■ Activity ■
Filter on the word "this": copy each matching line from the listing below.
+-------+
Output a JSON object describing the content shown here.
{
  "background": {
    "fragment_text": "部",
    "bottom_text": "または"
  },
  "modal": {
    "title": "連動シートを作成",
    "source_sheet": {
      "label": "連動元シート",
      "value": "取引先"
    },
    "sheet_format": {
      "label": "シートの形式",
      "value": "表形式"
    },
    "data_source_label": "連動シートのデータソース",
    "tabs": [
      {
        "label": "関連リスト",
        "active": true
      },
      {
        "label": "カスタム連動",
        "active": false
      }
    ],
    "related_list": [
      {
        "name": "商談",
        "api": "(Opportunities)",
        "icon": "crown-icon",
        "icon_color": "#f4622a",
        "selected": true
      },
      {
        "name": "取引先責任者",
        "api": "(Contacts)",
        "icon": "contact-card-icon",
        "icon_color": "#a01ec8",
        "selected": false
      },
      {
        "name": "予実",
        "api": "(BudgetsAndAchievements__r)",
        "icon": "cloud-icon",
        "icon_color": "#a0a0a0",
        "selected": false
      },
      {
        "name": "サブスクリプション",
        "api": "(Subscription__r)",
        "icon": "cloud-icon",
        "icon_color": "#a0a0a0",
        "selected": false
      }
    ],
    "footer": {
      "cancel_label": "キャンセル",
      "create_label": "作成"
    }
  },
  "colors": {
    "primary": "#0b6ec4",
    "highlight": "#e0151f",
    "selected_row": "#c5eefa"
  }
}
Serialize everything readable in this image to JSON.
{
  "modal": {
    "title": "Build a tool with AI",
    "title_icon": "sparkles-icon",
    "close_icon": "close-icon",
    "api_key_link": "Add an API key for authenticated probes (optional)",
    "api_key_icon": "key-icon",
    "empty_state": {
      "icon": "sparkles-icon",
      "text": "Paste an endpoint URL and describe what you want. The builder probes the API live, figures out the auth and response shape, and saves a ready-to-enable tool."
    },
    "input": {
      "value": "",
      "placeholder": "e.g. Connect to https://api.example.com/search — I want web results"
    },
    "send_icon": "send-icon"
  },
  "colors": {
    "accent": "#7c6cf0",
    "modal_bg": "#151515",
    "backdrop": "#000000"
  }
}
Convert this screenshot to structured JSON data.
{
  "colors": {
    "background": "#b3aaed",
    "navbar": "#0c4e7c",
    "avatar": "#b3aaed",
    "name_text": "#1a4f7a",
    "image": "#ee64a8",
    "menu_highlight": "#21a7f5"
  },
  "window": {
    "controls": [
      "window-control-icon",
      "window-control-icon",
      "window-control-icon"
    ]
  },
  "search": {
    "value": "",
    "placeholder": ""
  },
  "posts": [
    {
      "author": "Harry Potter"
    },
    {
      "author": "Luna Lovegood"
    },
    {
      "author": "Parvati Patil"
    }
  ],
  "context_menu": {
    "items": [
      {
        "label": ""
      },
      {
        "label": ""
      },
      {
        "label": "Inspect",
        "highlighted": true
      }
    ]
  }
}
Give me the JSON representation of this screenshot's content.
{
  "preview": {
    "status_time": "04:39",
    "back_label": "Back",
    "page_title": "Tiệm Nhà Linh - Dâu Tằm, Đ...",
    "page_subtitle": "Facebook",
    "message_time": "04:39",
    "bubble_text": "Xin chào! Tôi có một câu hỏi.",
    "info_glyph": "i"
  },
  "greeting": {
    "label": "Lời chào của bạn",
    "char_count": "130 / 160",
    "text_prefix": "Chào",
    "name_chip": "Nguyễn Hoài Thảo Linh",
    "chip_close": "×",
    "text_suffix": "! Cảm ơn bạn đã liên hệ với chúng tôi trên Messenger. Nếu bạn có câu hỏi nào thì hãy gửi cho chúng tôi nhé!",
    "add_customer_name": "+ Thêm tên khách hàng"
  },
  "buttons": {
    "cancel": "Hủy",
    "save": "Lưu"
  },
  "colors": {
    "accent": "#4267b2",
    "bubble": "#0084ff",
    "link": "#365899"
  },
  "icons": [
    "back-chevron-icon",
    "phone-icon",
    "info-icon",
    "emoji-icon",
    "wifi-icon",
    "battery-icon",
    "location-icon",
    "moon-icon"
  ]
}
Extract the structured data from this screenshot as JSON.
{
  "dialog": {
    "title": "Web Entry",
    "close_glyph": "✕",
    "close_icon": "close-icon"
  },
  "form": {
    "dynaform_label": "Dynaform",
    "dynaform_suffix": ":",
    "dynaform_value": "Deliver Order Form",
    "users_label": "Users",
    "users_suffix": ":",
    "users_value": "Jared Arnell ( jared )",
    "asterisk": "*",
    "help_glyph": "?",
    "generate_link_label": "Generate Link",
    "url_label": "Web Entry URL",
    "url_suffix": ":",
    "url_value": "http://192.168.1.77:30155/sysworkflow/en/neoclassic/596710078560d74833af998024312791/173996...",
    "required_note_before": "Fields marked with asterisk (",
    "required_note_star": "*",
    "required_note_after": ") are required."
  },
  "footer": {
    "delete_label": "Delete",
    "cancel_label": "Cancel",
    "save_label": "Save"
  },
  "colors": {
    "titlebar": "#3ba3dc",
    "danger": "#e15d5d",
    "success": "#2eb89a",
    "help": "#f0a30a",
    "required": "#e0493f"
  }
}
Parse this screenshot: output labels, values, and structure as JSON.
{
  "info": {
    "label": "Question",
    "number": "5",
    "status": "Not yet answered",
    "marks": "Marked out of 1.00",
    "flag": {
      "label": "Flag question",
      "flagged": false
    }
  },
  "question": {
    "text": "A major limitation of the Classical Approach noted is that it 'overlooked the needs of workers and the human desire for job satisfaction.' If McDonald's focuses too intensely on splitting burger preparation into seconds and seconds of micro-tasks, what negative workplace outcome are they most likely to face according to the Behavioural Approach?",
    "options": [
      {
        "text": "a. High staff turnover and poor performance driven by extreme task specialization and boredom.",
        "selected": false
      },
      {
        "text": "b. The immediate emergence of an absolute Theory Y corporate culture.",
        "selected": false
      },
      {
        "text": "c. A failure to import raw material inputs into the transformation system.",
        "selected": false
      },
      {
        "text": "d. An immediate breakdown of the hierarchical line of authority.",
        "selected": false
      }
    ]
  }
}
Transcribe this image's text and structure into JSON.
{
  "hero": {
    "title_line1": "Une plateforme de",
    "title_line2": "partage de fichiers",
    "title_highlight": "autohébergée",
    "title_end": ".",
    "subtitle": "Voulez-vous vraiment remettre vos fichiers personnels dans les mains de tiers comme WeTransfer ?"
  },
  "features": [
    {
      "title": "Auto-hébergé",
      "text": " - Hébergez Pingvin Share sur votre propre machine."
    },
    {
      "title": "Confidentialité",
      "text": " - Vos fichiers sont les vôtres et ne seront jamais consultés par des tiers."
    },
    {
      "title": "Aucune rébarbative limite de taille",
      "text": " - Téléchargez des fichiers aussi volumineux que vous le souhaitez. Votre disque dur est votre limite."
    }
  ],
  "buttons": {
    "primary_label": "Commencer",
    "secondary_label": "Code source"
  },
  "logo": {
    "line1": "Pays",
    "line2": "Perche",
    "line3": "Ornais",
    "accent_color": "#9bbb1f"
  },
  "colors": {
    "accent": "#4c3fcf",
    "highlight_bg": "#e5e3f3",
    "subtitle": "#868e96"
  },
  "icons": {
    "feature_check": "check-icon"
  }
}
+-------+
■ Exercise answer ■
Serialize everything readable in this image to JSON.
Convert this screenshot to structured JSON data.
Give me the JSON representation of this screenshot's content.
Extract the structured data from this screenshot as JSON.
Parse this screenshot: output labels, values, and structure as JSON.
Transcribe this image's text and structure into JSON.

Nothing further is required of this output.